View details for PubMedID 28242319
White Paper AGA: An Episode-of-Care Framework for the Management of Obesity: Moving Towards High Value, High Quality Care: A Report from the American Gastroenterological Association Institute Obesity Episode of Care and Bundle Initiative Work Group.
Clinical gastroenterology and hepatology
The American Gastroenterological Association acknowledges the need for gastroenterologists to participate in and provide value-based care for both cognitive and procedural conditions. Episodes of care are designed to engage specialists in the movement toward fee for value, while facilitating improved outcomes and patient experience and a reduction in unnecessary services and overall costs. The episode of care model puts the patient at the center of all activity related to their particular diagnosis, procedure, or health care event, rather than on a physician's specific services. It encourages and incents communication, collaboration, and coordination across the full continuum of care and creates accountability for the patient's entire experience and outcome. This paper outlines a collaborative approach involving multiple stakeholders for gastrointestinal practices to assess their ability to participate in and implement an episode of care for obesity and understand the essentials of coding and billing for these services.
View details for DOI 10.1016/j.cgh.2017.02.002
View details for PubMedID 28238952
- Our Practices, Ourselves: How do we establish a Personal Connection with our Patients AGA Perspectives 2010; 6 (4): 16
- Endoscopic colorectal cancer screening in women: can we do better? GASTROINTESTINAL ENDOSCOPY 2007; 65 (7): 1047-1049
Does gender affect career satisfaction and advancement in gastroenterology? Results of an AGA institute-sponsored survey
Digestive Disease Week/107th Annual Meeting of the American-Gastroenterological-Association
W B SAUNDERS CO-ELSEVIER INC. 2007: 1598–1606

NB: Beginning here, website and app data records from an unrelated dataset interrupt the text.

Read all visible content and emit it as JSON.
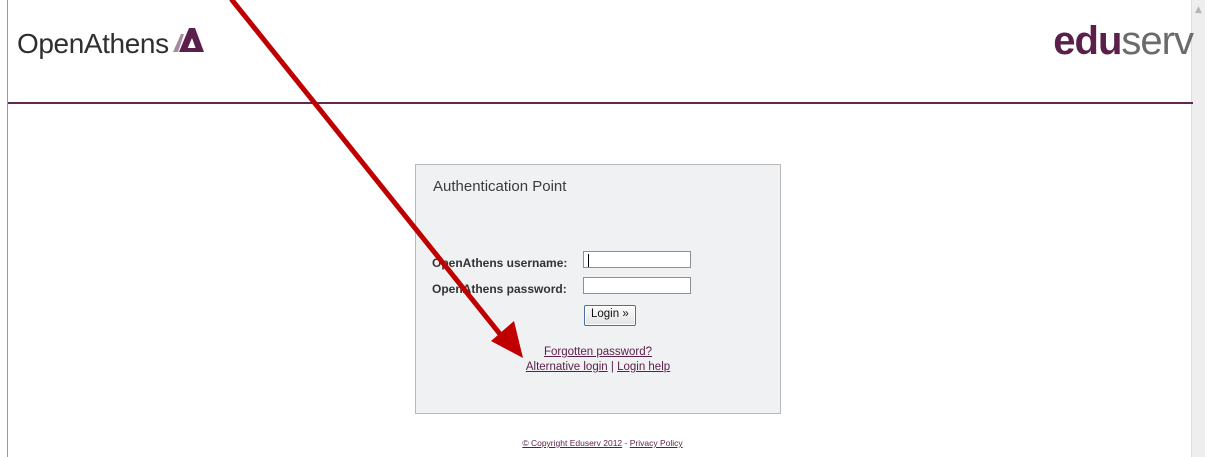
{
  "header": {
    "brand": "OpenAthens",
    "partner_a": "edu",
    "partner_b": "serv"
  },
  "panel": {
    "title": "Authentication Point",
    "username_label": "OpenAthens username:",
    "password_label": "OpenAthens password:",
    "username_value": "",
    "password_value": "",
    "login_button": "Login »",
    "forgot_link": "Forgotten password?",
    "alt_login_link": "Alternative login",
    "separator": "|",
    "help_link": "Login help"
  },
  "footer": {
    "copyright": "© Copyright Eduserv 2012",
    "dash": "-",
    "privacy": "Privacy Policy"
  },
  "colors": {
    "brand": "#5a1f4a",
    "rule": "#62284f",
    "arrow": "#c00000",
    "panel_bg": "#f0f1f3"
  },
  "icons": {
    "logo": "openathens-logo-icon",
    "arrow": "red-pointer-arrow",
    "scroll_up": "scroll-up-arrow-icon"
  }
}
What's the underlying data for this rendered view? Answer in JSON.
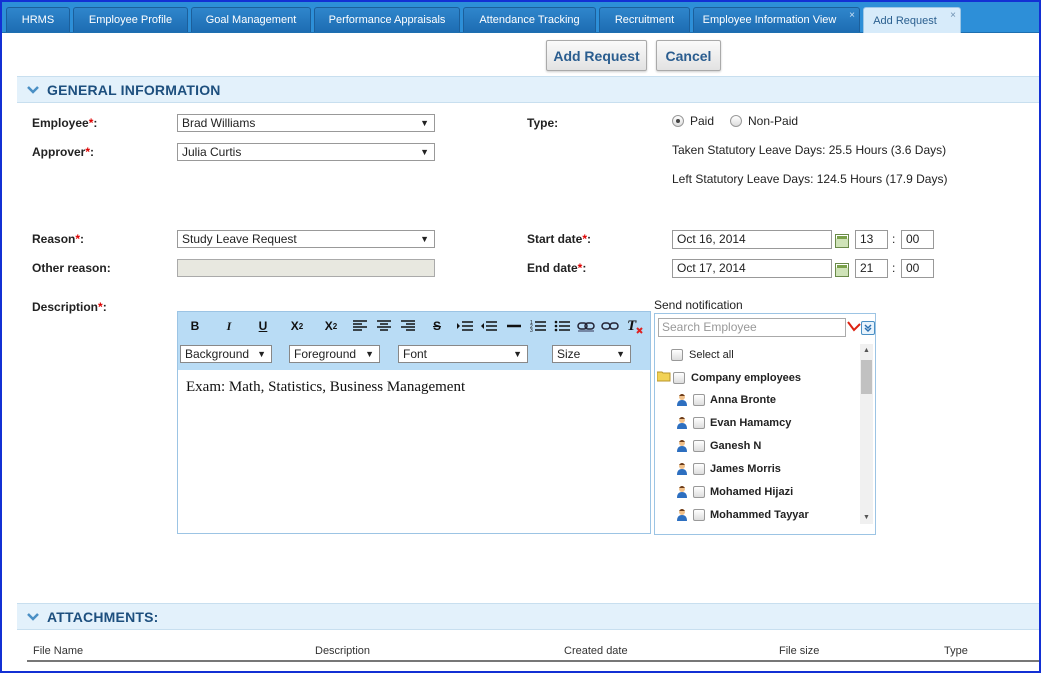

Women comprise 19% of the American Gastroenterological Association (AGA) membership. We performed a prospective study to determine whether female gastroenterologists were less likely to achieve career advancement and satisfaction.We administered an online survey to AGA members from 2004-2006. The survey contained questions regarding effects of gender on career advancement, satisfaction with career, promotional policies, and integration of family and career.A total of 457 individuals (response rate 9% after 2 major invitations) completed the survey, including 262 (57%) women (20% in private practice, 53% in academic careers, and 27% trainees) and 195 men (23% in private practice, 58% in academic careers, and 19% trainees). The male gastroenterologists were significantly older (P < .005) and in their careers for significantly more years (P = .002). There were no significant differences with respect to marital status, number of children, or number of hours worked between the genders. Men were more likely to achieve the rank of full professor (P = .035), and significantly more women reported that gender affected their career advancement (47% vs 9%; P < .001). Women in academic careers reported less satisfaction with their careers (P = .01) and perceived more difficulty in achieving promotion and tenure. Women were more likely to choose private practice careers because of part-time options (P = .025). Equal numbers of men and women in practice reported difficulty balancing work and family life.Significantly more female than male gastroenterologists perceive that gender has affected their career advancement. Female academic gastroenterologists reported less overall career satisfaction and promotion than male academic gastroenterologists.
View details for DOI 10.1053/j.gastro.2007.02.045
View details for Web of Science ID 000246020900043
View details for PubMedID 17408634